START Information provided

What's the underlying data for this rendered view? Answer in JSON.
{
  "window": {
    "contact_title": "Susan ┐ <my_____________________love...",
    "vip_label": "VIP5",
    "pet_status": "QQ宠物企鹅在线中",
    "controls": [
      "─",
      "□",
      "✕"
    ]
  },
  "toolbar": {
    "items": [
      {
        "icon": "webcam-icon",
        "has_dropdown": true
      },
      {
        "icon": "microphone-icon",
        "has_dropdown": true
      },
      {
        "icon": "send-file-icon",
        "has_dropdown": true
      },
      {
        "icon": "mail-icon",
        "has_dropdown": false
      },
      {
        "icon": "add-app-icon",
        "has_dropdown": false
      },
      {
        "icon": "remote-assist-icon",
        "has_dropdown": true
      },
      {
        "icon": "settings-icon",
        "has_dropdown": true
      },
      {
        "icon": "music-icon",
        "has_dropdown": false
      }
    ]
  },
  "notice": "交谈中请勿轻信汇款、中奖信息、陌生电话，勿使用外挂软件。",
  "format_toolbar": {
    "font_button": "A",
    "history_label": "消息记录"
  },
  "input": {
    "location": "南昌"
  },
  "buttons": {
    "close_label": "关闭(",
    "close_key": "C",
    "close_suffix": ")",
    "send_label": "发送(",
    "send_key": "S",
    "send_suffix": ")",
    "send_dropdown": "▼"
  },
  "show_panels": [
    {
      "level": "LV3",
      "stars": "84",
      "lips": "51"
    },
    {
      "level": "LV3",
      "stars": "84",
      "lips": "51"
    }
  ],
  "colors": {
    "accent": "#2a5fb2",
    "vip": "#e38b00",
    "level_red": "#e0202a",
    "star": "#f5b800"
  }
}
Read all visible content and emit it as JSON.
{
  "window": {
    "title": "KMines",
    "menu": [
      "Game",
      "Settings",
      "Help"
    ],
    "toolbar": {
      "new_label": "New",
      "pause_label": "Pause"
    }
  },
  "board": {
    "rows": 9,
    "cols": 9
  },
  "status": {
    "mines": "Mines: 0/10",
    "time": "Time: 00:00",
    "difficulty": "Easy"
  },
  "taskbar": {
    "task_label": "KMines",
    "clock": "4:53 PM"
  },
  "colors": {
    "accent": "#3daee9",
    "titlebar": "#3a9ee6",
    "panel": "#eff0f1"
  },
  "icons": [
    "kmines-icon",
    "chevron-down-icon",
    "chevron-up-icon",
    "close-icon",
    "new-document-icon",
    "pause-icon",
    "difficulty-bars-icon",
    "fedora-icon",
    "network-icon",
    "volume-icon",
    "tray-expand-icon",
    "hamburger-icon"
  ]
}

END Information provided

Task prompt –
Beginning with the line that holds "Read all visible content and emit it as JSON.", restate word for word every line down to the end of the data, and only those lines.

Solution for this task –
Read all visible content and emit it as JSON.
{
  "window": {
    "title": "KMines",
    "menu": [
      "Game",
      "Settings",
      "Help"
    ],
    "toolbar": {
      "new_label": "New",
      "pause_label": "Pause"
    }
  },
  "board": {
    "rows": 9,
    "cols": 9
  },
  "status": {
    "mines": "Mines: 0/10",
    "time": "Time: 00:00",
    "difficulty": "Easy"
  },
  "taskbar": {
    "task_label": "KMines",
    "clock": "4:53 PM"
  },
  "colors": {
    "accent": "#3daee9",
    "titlebar": "#3a9ee6",
    "panel": "#eff0f1"
  },
  "icons": [
    "kmines-icon",
    "chevron-down-icon",
    "chevron-up-icon",
    "close-icon",
    "new-document-icon",
    "pause-icon",
    "difficulty-bars-icon",
    "fedora-icon",
    "network-icon",
    "volume-icon",
    "tray-expand-icon",
    "hamburger-icon"
  ]
}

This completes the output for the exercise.